- Records provided:
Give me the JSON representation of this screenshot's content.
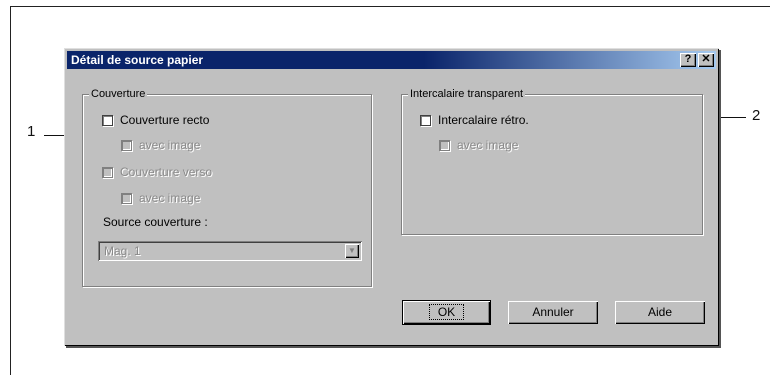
{
  "dialog": {
    "title": "Détail de source papier",
    "help_btn": "?",
    "close_btn": "✕"
  },
  "couverture": {
    "group_title": "Couverture",
    "recto": {
      "label": "Couverture recto",
      "checked": false,
      "enabled": true
    },
    "recto_image": {
      "label": "avec image",
      "checked": false,
      "enabled": false
    },
    "verso": {
      "label": "Couverture verso",
      "checked": false,
      "enabled": false
    },
    "verso_image": {
      "label": "avec image",
      "checked": false,
      "enabled": false
    },
    "source_label": "Source couverture :",
    "source_value": "Mag. 1",
    "dropdown_icon": "chevron-down-icon"
  },
  "intercalaire": {
    "group_title": "Intercalaire transparent",
    "retro": {
      "label": "Intercalaire rétro.",
      "checked": false,
      "enabled": true
    },
    "retro_image": {
      "label": "avec image",
      "checked": false,
      "enabled": false
    }
  },
  "buttons": {
    "ok": "OK",
    "cancel": "Annuler",
    "help": "Aide"
  },
  "callouts": {
    "left": "1",
    "right": "2"
  }
}
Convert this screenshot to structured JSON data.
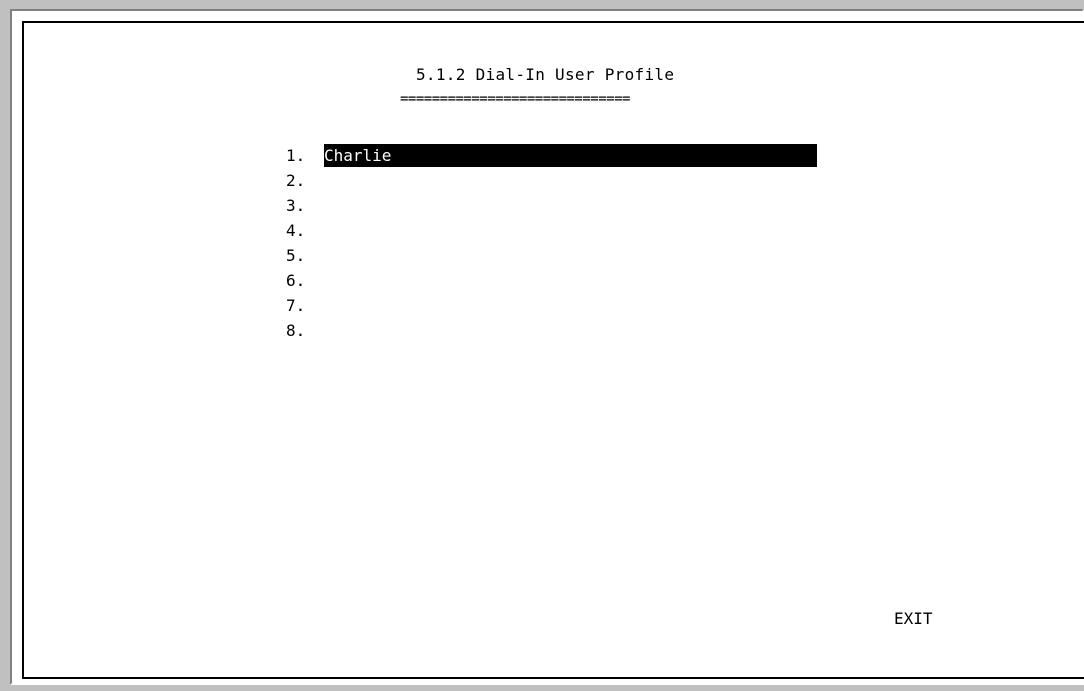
{
  "screen": {
    "title": "5.1.2 Dial-In User Profile",
    "underline": "============================="
  },
  "profiles": [
    {
      "number": "1.",
      "name": "Charlie",
      "selected": true
    },
    {
      "number": "2.",
      "name": "",
      "selected": false
    },
    {
      "number": "3.",
      "name": "",
      "selected": false
    },
    {
      "number": "4.",
      "name": "",
      "selected": false
    },
    {
      "number": "5.",
      "name": "",
      "selected": false
    },
    {
      "number": "6.",
      "name": "",
      "selected": false
    },
    {
      "number": "7.",
      "name": "",
      "selected": false
    },
    {
      "number": "8.",
      "name": "",
      "selected": false
    }
  ],
  "actions": {
    "exit_label": "EXIT"
  },
  "colors": {
    "highlight_bg": "#000000",
    "highlight_fg": "#ffffff",
    "background": "#ffffff",
    "frame": "#c0c0c0"
  }
}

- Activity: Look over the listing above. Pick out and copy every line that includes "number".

- Expected output:
      "number": "1.",
      "number": "2.",
      "number": "3.",
      "number": "4.",
      "number": "5.",
      "number": "6.",
      "number": "7.",
      "number": "8.",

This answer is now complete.